Extracted material >>
++++

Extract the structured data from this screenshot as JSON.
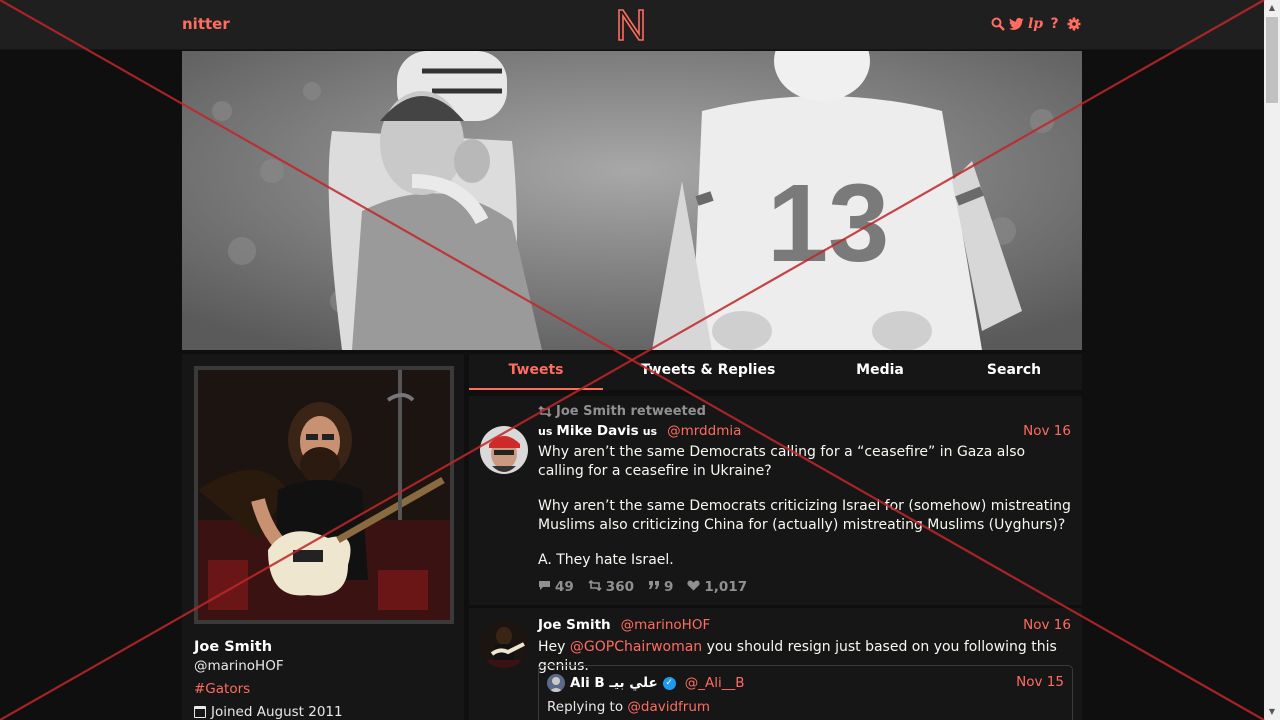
{
  "nav": {
    "brand": "nitter",
    "logo_letter": "N",
    "icons": [
      "search-icon",
      "twitter-bird-icon",
      "lp-icon",
      "help-icon",
      "settings-gear-icon"
    ],
    "lp_label": "lp",
    "help_label": "?"
  },
  "profile": {
    "fullname": "Joe Smith",
    "username": "@marinoHOF",
    "bio": "#Gators",
    "joined": "Joined August 2011"
  },
  "tabs": [
    {
      "label": "Tweets",
      "active": true
    },
    {
      "label": "Tweets & Replies",
      "active": false
    },
    {
      "label": "Media",
      "active": false
    },
    {
      "label": "Search",
      "active": false
    }
  ],
  "tweets": [
    {
      "retweet_by": "Joe Smith retweeted",
      "name_prefix_flag": "us",
      "name": "Mike Davis",
      "name_suffix_flag": "us",
      "handle": "@mrddmia",
      "date": "Nov 16",
      "paragraphs": [
        "Why aren’t the same Democrats calling for a “ceasefire” in Gaza also calling for a ceasefire in Ukraine?",
        "Why aren’t the same Democrats criticizing Israel for (somehow) mistreating Muslims also criticizing China for (actually) mistreating Muslims (Uyghurs)?",
        "A. They hate Israel."
      ],
      "stats": {
        "replies": "49",
        "retweets": "360",
        "quotes": "9",
        "likes": "1,017"
      }
    },
    {
      "name": "Joe Smith",
      "handle": "@marinoHOF",
      "date": "Nov 16",
      "text_before": "Hey ",
      "mention": "@GOPChairwoman",
      "text_after": " you should resign just based on you following this genius.",
      "quote": {
        "name": "Ali B علي بيـ",
        "handle": "@_Ali__B",
        "date": "Nov 15",
        "replying_label": "Replying to",
        "replying_to": "@davidfrum"
      }
    }
  ],
  "colors": {
    "accent": "#ff6c60",
    "background": "#0f0f0f",
    "panel": "#161616",
    "nav": "#1f1f1f"
  }
}
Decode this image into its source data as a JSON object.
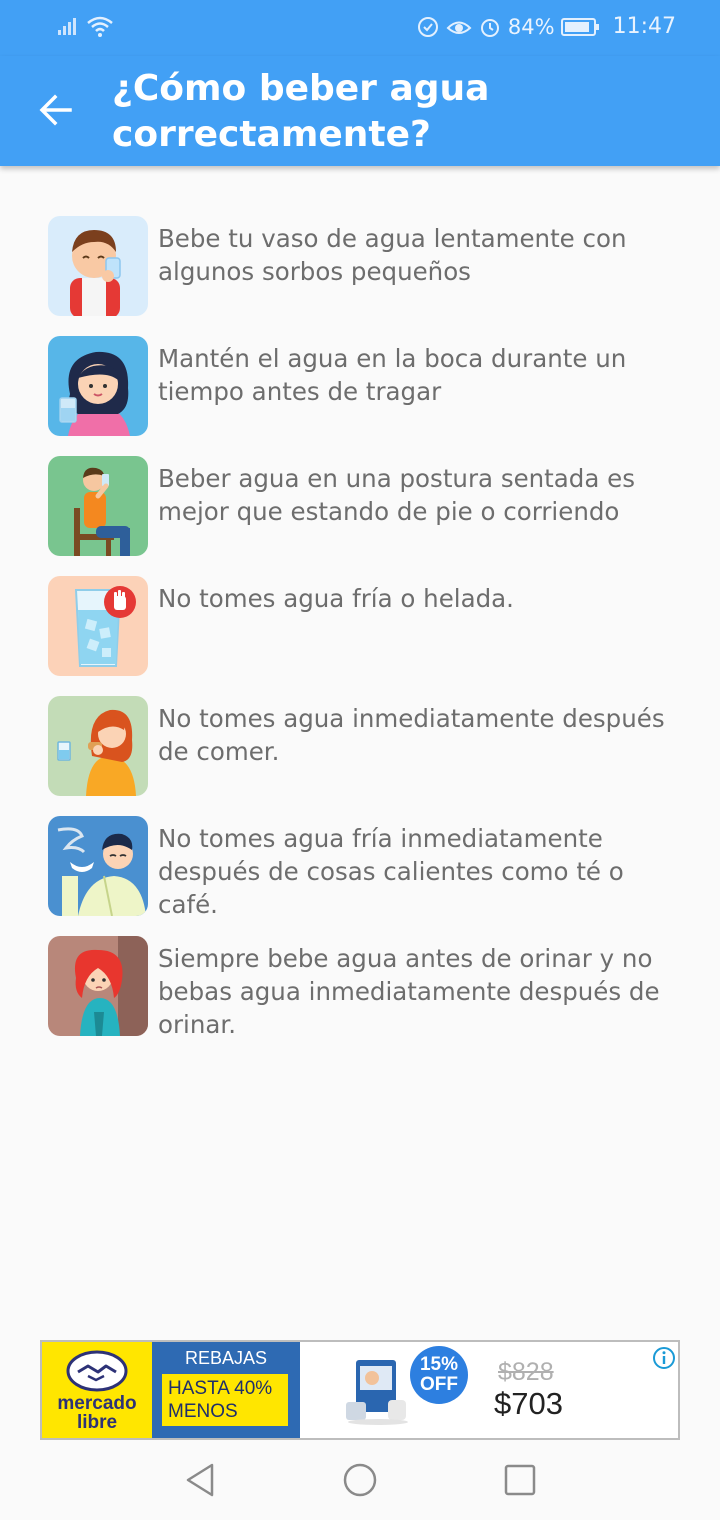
{
  "status_bar": {
    "battery": "84%",
    "time": "11:47",
    "icons": [
      "signal-icon",
      "wifi-icon",
      "data-saver-icon",
      "eye-comfort-icon",
      "alarm-icon",
      "battery-icon"
    ]
  },
  "app_bar": {
    "title": "¿Cómo beber agua correctamente?",
    "back_icon": "arrow-left-icon",
    "color": "#42a0f5"
  },
  "tips": [
    {
      "text": "Bebe tu vaso de agua lentamente con algunos sorbos pequeños",
      "image": "boy-drinking-illustration"
    },
    {
      "text": "Mantén el agua en la boca durante un tiempo antes de tragar",
      "image": "woman-holding-glass-illustration"
    },
    {
      "text": "Beber agua en una postura sentada es mejor que estando de pie o corriendo",
      "image": "man-sitting-drinking-illustration"
    },
    {
      "text": "No tomes agua fría o helada.",
      "image": "ice-water-stop-illustration"
    },
    {
      "text": "No tomes agua inmediatamente después de comer.",
      "image": "woman-eating-illustration"
    },
    {
      "text": "No tomes agua fría inmediatamente después de cosas calientes como té o café.",
      "image": "man-hot-tea-illustration"
    },
    {
      "text": "Siempre bebe agua antes de orinar y no bebas agua inmediatamente después de orinar.",
      "image": "girl-bathroom-illustration"
    }
  ],
  "ad": {
    "brand_line1": "mercado",
    "brand_line2": "libre",
    "rebajas": "REBAJAS",
    "hasta_line1": "HASTA 40%",
    "hasta_line2": "MENOS",
    "badge_line1": "15%",
    "badge_line2": "OFF",
    "old_price": "$828",
    "new_price": "$703"
  },
  "nav_bar": {
    "buttons": [
      "back-triangle-icon",
      "home-circle-icon",
      "recents-square-icon"
    ]
  }
}
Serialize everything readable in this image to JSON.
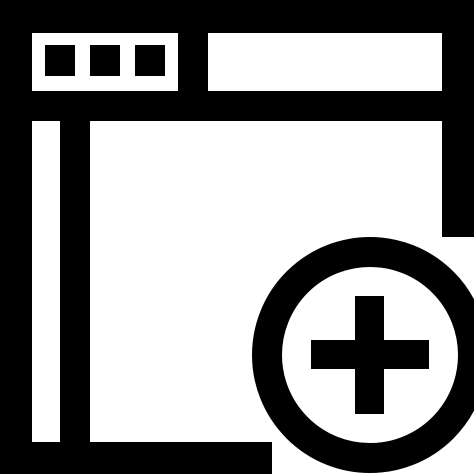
{
  "icon": {
    "name": "add-browser-window-icon",
    "parts": [
      "browser-window-icon",
      "window-control-dots-icon",
      "sidebar-panel-icon",
      "add-circle-icon",
      "plus-icon"
    ]
  },
  "colors": {
    "stroke": "#000000",
    "background": "#ffffff"
  }
}
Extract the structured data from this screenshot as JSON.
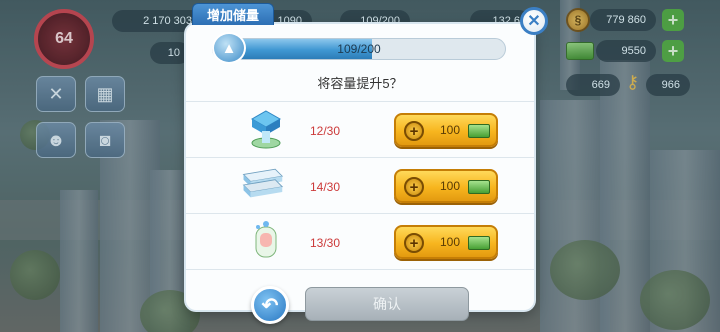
{
  "hud": {
    "level": "64",
    "population": "2 170 303",
    "left_counter_2": "10",
    "middle_value_1": "1090",
    "middle_value_2": "109/200",
    "middle_value_3": "132 6",
    "simoleons": "779 860",
    "simcash": "9550",
    "keys_a": "669",
    "keys_b": "966"
  },
  "dialog": {
    "tab_title": "增加储量",
    "capacity_text": "109/200",
    "capacity_fraction": 0.545,
    "prompt": "将容量提升5？",
    "items": [
      {
        "name": "storage-lock-item",
        "icon": "lock-icon",
        "count": "12/30",
        "price": "100"
      },
      {
        "name": "storage-bar-item",
        "icon": "bar-icon",
        "count": "14/30",
        "price": "100"
      },
      {
        "name": "storage-pipe-item",
        "icon": "pipe-icon",
        "count": "13/30",
        "price": "100"
      }
    ],
    "confirm_label": "确认",
    "back_icon": "back-arrow-icon",
    "close_icon": "close-icon"
  },
  "colors": {
    "tab_blue": "#2d6fb4",
    "buy_gold": "#f7b51e",
    "count_red": "#cc3a3a"
  }
}
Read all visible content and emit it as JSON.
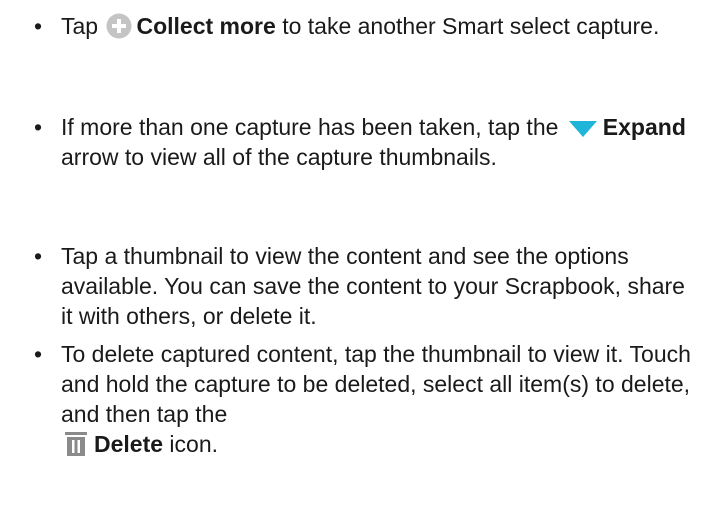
{
  "bullets": [
    {
      "before": "Tap ",
      "icon": "plus-circle-icon",
      "bold": "Collect more",
      "after": " to take another Smart select capture."
    },
    {
      "before": "If more than one capture has been taken, tap the ",
      "icon": "expand-arrow-icon",
      "bold": "Expand",
      "after": " arrow to view all of the capture thumbnails."
    },
    {
      "text": "Tap a thumbnail to view the content and see the options available. You can save the content to your Scrapbook, share it with others, or delete it."
    },
    {
      "before": "To delete captured content, tap the thumbnail to view it. Touch and hold the capture to be deleted, select all item(s) to delete, and then tap the",
      "icon": "trash-icon",
      "bold": "Delete",
      "after": " icon."
    }
  ],
  "bullet_char": "•",
  "colors": {
    "text": "#1a1a1a",
    "plus_icon": "#c4c4c4",
    "expand_icon": "#1fb5d8",
    "trash_icon": "#8a8a8a"
  }
}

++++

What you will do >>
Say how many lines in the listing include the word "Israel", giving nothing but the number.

Exercise output >>
2